* [WORK ORDER] Every record is to be returned as written, with no omissions.

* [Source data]
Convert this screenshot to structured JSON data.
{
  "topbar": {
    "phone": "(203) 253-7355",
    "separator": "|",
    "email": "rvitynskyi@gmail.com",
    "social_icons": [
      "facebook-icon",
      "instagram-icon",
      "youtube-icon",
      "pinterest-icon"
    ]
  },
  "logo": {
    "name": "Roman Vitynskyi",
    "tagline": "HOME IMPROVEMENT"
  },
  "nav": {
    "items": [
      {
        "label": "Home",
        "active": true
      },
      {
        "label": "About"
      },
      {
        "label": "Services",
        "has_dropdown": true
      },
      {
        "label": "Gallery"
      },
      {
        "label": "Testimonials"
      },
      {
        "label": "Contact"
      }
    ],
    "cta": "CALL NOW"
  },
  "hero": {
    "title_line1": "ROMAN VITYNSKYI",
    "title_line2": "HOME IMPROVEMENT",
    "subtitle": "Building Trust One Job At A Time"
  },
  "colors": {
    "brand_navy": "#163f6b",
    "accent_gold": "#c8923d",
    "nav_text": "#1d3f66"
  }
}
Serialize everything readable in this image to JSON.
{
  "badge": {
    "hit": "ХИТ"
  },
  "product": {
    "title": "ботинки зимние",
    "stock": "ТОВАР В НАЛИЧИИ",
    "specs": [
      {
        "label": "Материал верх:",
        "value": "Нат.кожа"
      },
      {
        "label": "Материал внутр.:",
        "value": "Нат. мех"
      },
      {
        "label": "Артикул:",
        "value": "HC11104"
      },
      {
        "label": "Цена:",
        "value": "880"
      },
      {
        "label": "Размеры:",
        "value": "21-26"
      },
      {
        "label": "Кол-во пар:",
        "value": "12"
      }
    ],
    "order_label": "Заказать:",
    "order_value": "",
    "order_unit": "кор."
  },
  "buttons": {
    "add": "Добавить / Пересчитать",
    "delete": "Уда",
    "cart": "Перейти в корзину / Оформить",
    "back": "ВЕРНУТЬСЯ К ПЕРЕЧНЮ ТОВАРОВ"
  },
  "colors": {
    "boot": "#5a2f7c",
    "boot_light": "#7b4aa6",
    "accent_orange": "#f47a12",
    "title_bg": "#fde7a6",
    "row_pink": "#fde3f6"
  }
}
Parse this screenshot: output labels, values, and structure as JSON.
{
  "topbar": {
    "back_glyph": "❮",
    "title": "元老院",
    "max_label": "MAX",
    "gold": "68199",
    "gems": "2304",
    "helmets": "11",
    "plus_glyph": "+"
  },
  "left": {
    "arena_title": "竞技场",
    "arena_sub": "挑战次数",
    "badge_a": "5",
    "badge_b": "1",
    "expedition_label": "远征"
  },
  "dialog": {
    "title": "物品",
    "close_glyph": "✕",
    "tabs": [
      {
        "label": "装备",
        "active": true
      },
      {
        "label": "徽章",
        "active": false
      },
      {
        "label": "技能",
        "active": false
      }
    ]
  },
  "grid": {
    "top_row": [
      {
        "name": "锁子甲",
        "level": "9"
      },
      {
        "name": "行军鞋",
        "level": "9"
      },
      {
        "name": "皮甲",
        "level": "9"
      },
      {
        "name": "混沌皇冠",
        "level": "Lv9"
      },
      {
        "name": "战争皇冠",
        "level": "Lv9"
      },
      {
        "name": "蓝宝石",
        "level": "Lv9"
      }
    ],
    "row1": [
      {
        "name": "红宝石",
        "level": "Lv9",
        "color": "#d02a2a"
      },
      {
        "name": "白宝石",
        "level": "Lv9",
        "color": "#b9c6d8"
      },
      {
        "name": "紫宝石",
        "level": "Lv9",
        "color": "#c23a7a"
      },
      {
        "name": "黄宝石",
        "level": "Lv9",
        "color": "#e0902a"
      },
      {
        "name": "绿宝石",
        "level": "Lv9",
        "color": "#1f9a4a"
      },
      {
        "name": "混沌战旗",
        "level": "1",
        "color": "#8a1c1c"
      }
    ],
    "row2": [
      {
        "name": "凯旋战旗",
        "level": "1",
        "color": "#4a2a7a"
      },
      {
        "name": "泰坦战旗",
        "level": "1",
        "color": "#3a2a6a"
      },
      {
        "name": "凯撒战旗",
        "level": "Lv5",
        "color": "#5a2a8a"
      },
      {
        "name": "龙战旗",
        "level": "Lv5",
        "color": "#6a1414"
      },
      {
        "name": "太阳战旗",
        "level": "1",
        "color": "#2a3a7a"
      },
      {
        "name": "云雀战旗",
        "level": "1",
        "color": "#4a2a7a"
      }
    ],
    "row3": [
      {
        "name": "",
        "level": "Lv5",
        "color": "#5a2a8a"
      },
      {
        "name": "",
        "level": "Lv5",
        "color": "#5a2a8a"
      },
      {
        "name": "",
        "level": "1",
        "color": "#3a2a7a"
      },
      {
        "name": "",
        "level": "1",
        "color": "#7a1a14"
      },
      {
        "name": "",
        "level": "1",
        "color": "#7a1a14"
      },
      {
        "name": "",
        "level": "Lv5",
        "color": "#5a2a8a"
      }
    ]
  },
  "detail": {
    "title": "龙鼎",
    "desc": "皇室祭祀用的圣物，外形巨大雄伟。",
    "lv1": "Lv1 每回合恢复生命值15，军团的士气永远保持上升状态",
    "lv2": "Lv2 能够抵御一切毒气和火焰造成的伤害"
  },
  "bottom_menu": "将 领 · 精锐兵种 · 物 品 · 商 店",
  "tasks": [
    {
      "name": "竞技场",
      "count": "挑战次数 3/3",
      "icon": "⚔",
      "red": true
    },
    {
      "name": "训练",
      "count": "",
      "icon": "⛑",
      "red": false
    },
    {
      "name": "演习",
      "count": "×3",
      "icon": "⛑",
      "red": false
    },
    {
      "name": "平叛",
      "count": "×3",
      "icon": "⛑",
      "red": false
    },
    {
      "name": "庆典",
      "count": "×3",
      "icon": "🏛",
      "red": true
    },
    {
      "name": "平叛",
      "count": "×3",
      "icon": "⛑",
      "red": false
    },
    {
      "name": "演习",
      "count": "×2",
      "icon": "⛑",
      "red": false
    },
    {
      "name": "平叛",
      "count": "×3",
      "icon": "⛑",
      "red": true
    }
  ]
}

* [WRITTEN SOLUTION]
Convert this screenshot to structured JSON data.
{
  "topbar": {
    "phone": "(203) 253-7355",
    "separator": "|",
    "email": "rvitynskyi@gmail.com",
    "social_icons": [
      "facebook-icon",
      "instagram-icon",
      "youtube-icon",
      "pinterest-icon"
    ]
  },
  "logo": {
    "name": "Roman Vitynskyi",
    "tagline": "HOME IMPROVEMENT"
  },
  "nav": {
    "items": [
      {
        "label": "Home",
        "active": true
      },
      {
        "label": "About"
      },
      {
        "label": "Services",
        "has_dropdown": true
      },
      {
        "label": "Gallery"
      },
      {
        "label": "Testimonials"
      },
      {
        "label": "Contact"
      }
    ],
    "cta": "CALL NOW"
  },
  "hero": {
    "title_line1": "ROMAN VITYNSKYI",
    "title_line2": "HOME IMPROVEMENT",
    "subtitle": "Building Trust One Job At A Time"
  },
  "colors": {
    "brand_navy": "#163f6b",
    "accent_gold": "#c8923d",
    "nav_text": "#1d3f66"
  }
}
Serialize everything readable in this image to JSON.
{
  "badge": {
    "hit": "ХИТ"
  },
  "product": {
    "title": "ботинки зимние",
    "stock": "ТОВАР В НАЛИЧИИ",
    "specs": [
      {
        "label": "Материал верх:",
        "value": "Нат.кожа"
      },
      {
        "label": "Материал внутр.:",
        "value": "Нат. мех"
      },
      {
        "label": "Артикул:",
        "value": "HC11104"
      },
      {
        "label": "Цена:",
        "value": "880"
      },
      {
        "label": "Размеры:",
        "value": "21-26"
      },
      {
        "label": "Кол-во пар:",
        "value": "12"
      }
    ],
    "order_label": "Заказать:",
    "order_value": "",
    "order_unit": "кор."
  },
  "buttons": {
    "add": "Добавить / Пересчитать",
    "delete": "Уда",
    "cart": "Перейти в корзину / Оформить",
    "back": "ВЕРНУТЬСЯ К ПЕРЕЧНЮ ТОВАРОВ"
  },
  "colors": {
    "boot": "#5a2f7c",
    "boot_light": "#7b4aa6",
    "accent_orange": "#f47a12",
    "title_bg": "#fde7a6",
    "row_pink": "#fde3f6"
  }
}
Parse this screenshot: output labels, values, and structure as JSON.
{
  "topbar": {
    "back_glyph": "❮",
    "title": "元老院",
    "max_label": "MAX",
    "gold": "68199",
    "gems": "2304",
    "helmets": "11",
    "plus_glyph": "+"
  },
  "left": {
    "arena_title": "竞技场",
    "arena_sub": "挑战次数",
    "badge_a": "5",
    "badge_b": "1",
    "expedition_label": "远征"
  },
  "dialog": {
    "title": "物品",
    "close_glyph": "✕",
    "tabs": [
      {
        "label": "装备",
        "active": true
      },
      {
        "label": "徽章",
        "active": false
      },
      {
        "label": "技能",
        "active": false
      }
    ]
  },
  "grid": {
    "top_row": [
      {
        "name": "锁子甲",
        "level": "9"
      },
      {
        "name": "行军鞋",
        "level": "9"
      },
      {
        "name": "皮甲",
        "level": "9"
      },
      {
        "name": "混沌皇冠",
        "level": "Lv9"
      },
      {
        "name": "战争皇冠",
        "level": "Lv9"
      },
      {
        "name": "蓝宝石",
        "level": "Lv9"
      }
    ],
    "row1": [
      {
        "name": "红宝石",
        "level": "Lv9",
        "color": "#d02a2a"
      },
      {
        "name": "白宝石",
        "level": "Lv9",
        "color": "#b9c6d8"
      },
      {
        "name": "紫宝石",
        "level": "Lv9",
        "color": "#c23a7a"
      },
      {
        "name": "黄宝石",
        "level": "Lv9",
        "color": "#e0902a"
      },
      {
        "name": "绿宝石",
        "level": "Lv9",
        "color": "#1f9a4a"
      },
      {
        "name": "混沌战旗",
        "level": "1",
        "color": "#8a1c1c"
      }
    ],
    "row2": [
      {
        "name": "凯旋战旗",
        "level": "1",
        "color": "#4a2a7a"
      },
      {
        "name": "泰坦战旗",
        "level": "1",
        "color": "#3a2a6a"
      },
      {
        "name": "凯撒战旗",
        "level": "Lv5",
        "color": "#5a2a8a"
      },
      {
        "name": "龙战旗",
        "level": "Lv5",
        "color": "#6a1414"
      },
      {
        "name": "太阳战旗",
        "level": "1",
        "color": "#2a3a7a"
      },
      {
        "name": "云雀战旗",
        "level": "1",
        "color": "#4a2a7a"
      }
    ],
    "row3": [
      {
        "name": "",
        "level": "Lv5",
        "color": "#5a2a8a"
      },
      {
        "name": "",
        "level": "Lv5",
        "color": "#5a2a8a"
      },
      {
        "name": "",
        "level": "1",
        "color": "#3a2a7a"
      },
      {
        "name": "",
        "level": "1",
        "color": "#7a1a14"
      },
      {
        "name": "",
        "level": "1",
        "color": "#7a1a14"
      },
      {
        "name": "",
        "level": "Lv5",
        "color": "#5a2a8a"
      }
    ]
  },
  "detail": {
    "title": "龙鼎",
    "desc": "皇室祭祀用的圣物，外形巨大雄伟。",
    "lv1": "Lv1 每回合恢复生命值15，军团的士气永远保持上升状态",
    "lv2": "Lv2 能够抵御一切毒气和火焰造成的伤害"
  },
  "bottom_menu": "将 领 · 精锐兵种 · 物 品 · 商 店",
  "tasks": [
    {
      "name": "竞技场",
      "count": "挑战次数 3/3",
      "icon": "⚔",
      "red": true
    },
    {
      "name": "训练",
      "count": "",
      "icon": "⛑",
      "red": false
    },
    {
      "name": "演习",
      "count": "×3",
      "icon": "⛑",
      "red": false
    },
    {
      "name": "平叛",
      "count": "×3",
      "icon": "⛑",
      "red": false
    },
    {
      "name": "庆典",
      "count": "×3",
      "icon": "🏛",
      "red": true
    },
    {
      "name": "平叛",
      "count": "×3",
      "icon": "⛑",
      "red": false
    },
    {
      "name": "演习",
      "count": "×2",
      "icon": "⛑",
      "red": false
    },
    {
      "name": "平叛",
      "count": "×3",
      "icon": "⛑",
      "red": true
    }
  ]
}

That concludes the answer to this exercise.